Next week the Government closes its consultation into press regulation, after which culture secretary Karen Bradley will make a decision on implementing Section 40 of the Crime and Courts Act 2013.
If implemented, Section 40 would require newspapers that are not members of the officially approved regulator Impress to pay all of the legal costs of those who take cases to court, whether they win or lose.
When the Leveson inquiry closed in November 2012, Lord Justice Leveson said that a regulator for the press should be funded by its members. IPSO, which is funded entirely by member publishers, was subsequently established. Impress, which is funded by Max Mosley, is the state-recognised regulator but it doesn't have any significant newspaper publishers signed up to it.
Now a YouGov poll, comissioned by the News Media Association (NMA), has found that only four per cent of people think a press regulator should be funded by donations from wealthy individuals and trusts (as with Impress), compared with 49% who believe it should be funded by the newspaper industry itself (the IPSO model).
Additionally, the public overwhelmingly believe the Government should be focusing its attention and resources on areas other than press regulation, which came at the bottom of a list of 16 issues people were asked to consider.
Just one per cent of respondents thought press regulation should be among the top four priorities, after airport expansion (two per cent). The top four priorities were Brexit (53%), health (48%), immigration and asylum (45%) and the economy (44%).
The poll also showed that more than two-thirds of people (68%) believe that news on social media platforms like Facebook, which are currently unregulated, should be subject at least to the same level or even tighter regulation than newspapers.

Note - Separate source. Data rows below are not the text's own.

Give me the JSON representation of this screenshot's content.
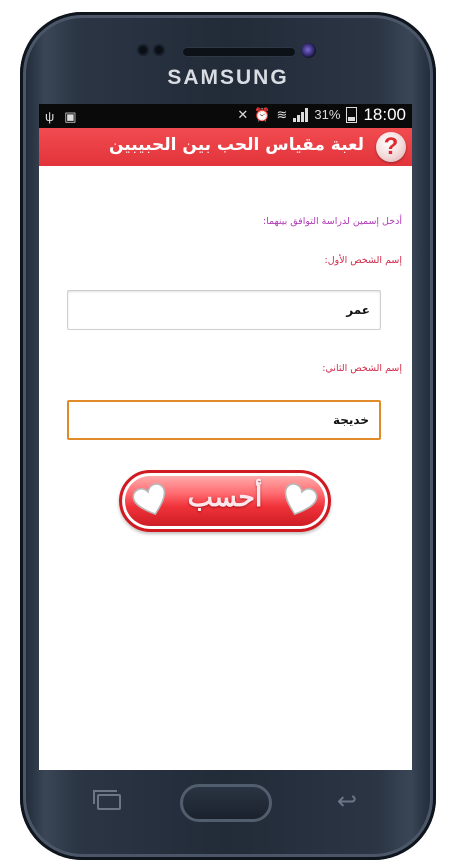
{
  "device": {
    "brand": "SAMSUNG"
  },
  "status_bar": {
    "battery_percent": "31%",
    "time": "18:00",
    "icons": [
      "usb-icon",
      "image-icon",
      "mute-icon",
      "alarm-icon",
      "wifi-icon",
      "signal-icon",
      "battery-icon"
    ]
  },
  "app": {
    "title": "لعبة مقياس الحب بين الحبيبين",
    "help_icon": "?",
    "accent_color": "#e8393f"
  },
  "form": {
    "instruction": "أدخل إسمين لدراسة التوافق بينهما:",
    "first_label": "إسم الشخص الأول:",
    "first_value": "عمر",
    "second_label": "إسم الشخص الثاني:",
    "second_value": "خديجة",
    "calculate_label": "أحسب"
  },
  "nav": {
    "icons": [
      "recent-apps-icon",
      "home-button",
      "back-icon"
    ]
  }
}
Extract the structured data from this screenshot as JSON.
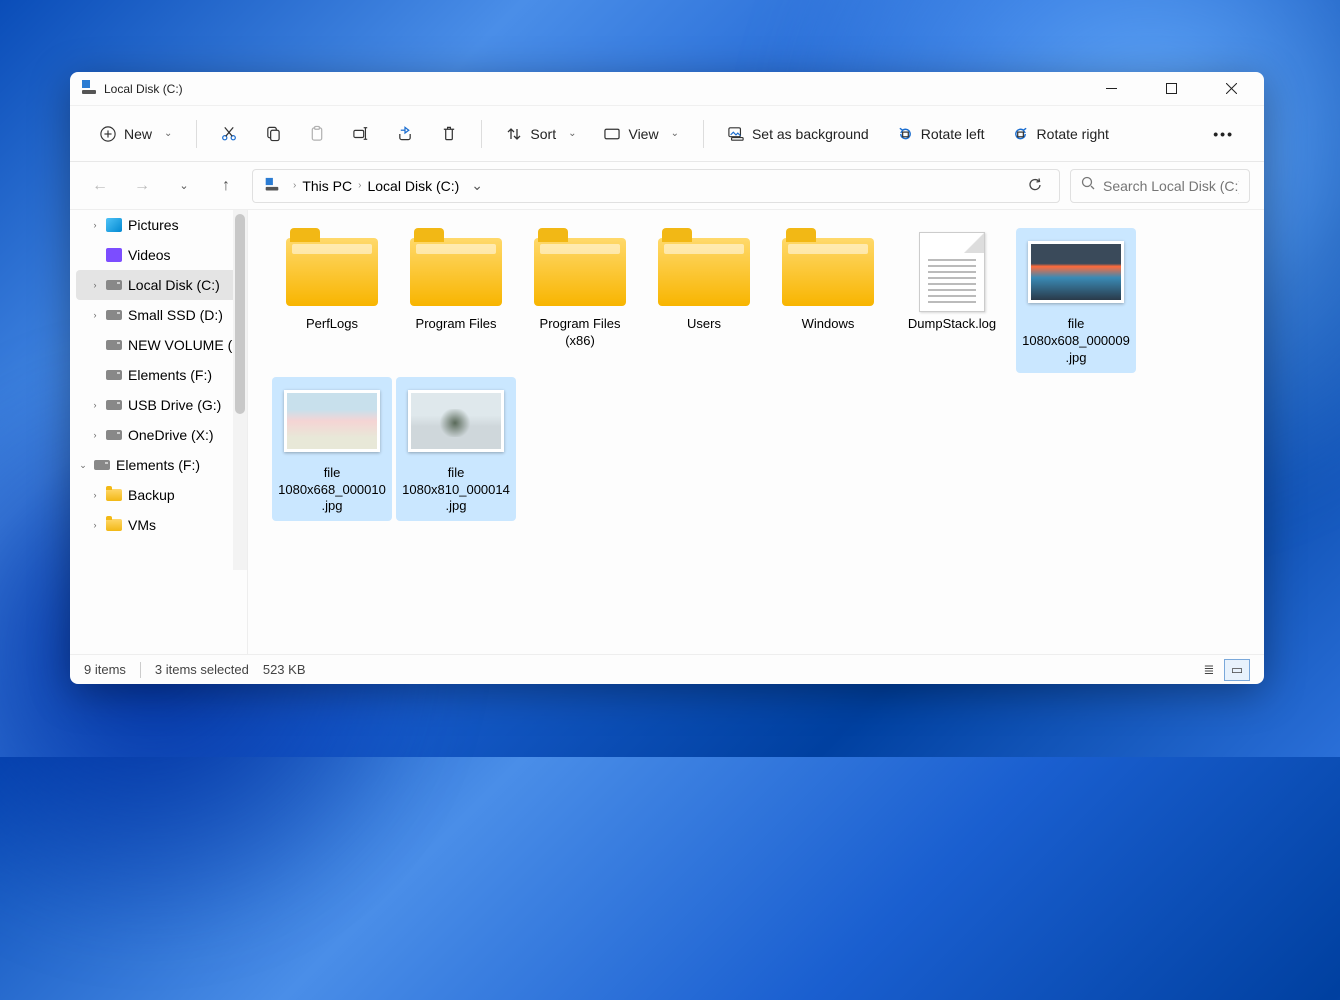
{
  "window": {
    "title": "Local Disk (C:)"
  },
  "toolbar": {
    "new": "New",
    "sort": "Sort",
    "view": "View",
    "set_bg": "Set as background",
    "rotate_left": "Rotate left",
    "rotate_right": "Rotate right"
  },
  "breadcrumb": {
    "parts": [
      "This PC",
      "Local Disk (C:)"
    ]
  },
  "search": {
    "placeholder": "Search Local Disk (C:)"
  },
  "sidebar": {
    "items": [
      {
        "label": "Pictures",
        "icon": "pic",
        "chev": "right"
      },
      {
        "label": "Videos",
        "icon": "vid",
        "chev": ""
      },
      {
        "label": "Local Disk (C:)",
        "icon": "drive",
        "chev": "right",
        "active": true
      },
      {
        "label": "Small SSD (D:)",
        "icon": "drive",
        "chev": "right"
      },
      {
        "label": "NEW VOLUME (",
        "icon": "drive",
        "chev": ""
      },
      {
        "label": "Elements (F:)",
        "icon": "drive",
        "chev": ""
      },
      {
        "label": "USB Drive (G:)",
        "icon": "drive",
        "chev": "right"
      },
      {
        "label": "OneDrive (X:)",
        "icon": "drive",
        "chev": "right"
      },
      {
        "label": "Elements (F:)",
        "icon": "drive",
        "chev": "down",
        "indent": -1
      },
      {
        "label": "Backup",
        "icon": "folder",
        "chev": "right"
      },
      {
        "label": "VMs",
        "icon": "folder",
        "chev": "right"
      }
    ]
  },
  "items": [
    {
      "name": "PerfLogs",
      "type": "folder"
    },
    {
      "name": "Program Files",
      "type": "folder"
    },
    {
      "name": "Program Files (x86)",
      "type": "folder"
    },
    {
      "name": "Users",
      "type": "folder"
    },
    {
      "name": "Windows",
      "type": "folder"
    },
    {
      "name": "DumpStack.log",
      "type": "doc"
    },
    {
      "name": "file 1080x608_000009.jpg",
      "type": "image",
      "thumb": "t1",
      "selected": true
    },
    {
      "name": "file 1080x668_000010.jpg",
      "type": "image",
      "thumb": "t2",
      "selected": true
    },
    {
      "name": "file 1080x810_000014.jpg",
      "type": "image",
      "thumb": "t3",
      "selected": true
    }
  ],
  "status": {
    "count": "9 items",
    "selection": "3 items selected",
    "size": "523 KB"
  }
}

There is strong opposition to Section 40 from within the newspaper industry, including: The Sunday Times' warning that it would not have been able to conduct its legendary investigation into Lance Armstrong's doping if it had been enacted; Metro's publication of its first ever opinion piece, telling its readers the law will "shackle this country's press and leave nobody to expose scandals ranging from Rotherham sex grooming cover-up to MP's expenses"; The Sun's editor Tony Gallagher saying that being part of a state-sponsored regulator would give "MPs power and the whip hand over the press", yet the consequences of not being a member "offends all principles of natural justice"; and IPSO chairman Sir Alan Moses' view that Section 40 "could destroy media freedom in this country".
Commenting on YouGov's findings, Lynne Anderson, the NMA's deputy chief executive, said: "This survey demonstrates conclusively that a regulatory regime led by Impress – which is completely reliant upon funding from one wealthy individual, Max Mosley – cannot command the confidence of the public.
"IPSO is funded in its entirety by its member national, regional and local newspaper publishers which is the funding model the public want and expect from an industry which is committed to robust self-regulation.
"It is also abundantly clear from the poll that there is absolutely no public appetite for further activity from the Government in this area – such as the reopening of the Leveson Inquiry – when there are other much more pressing priorities at hand."
Source: News Media Association
by Jessie Sampson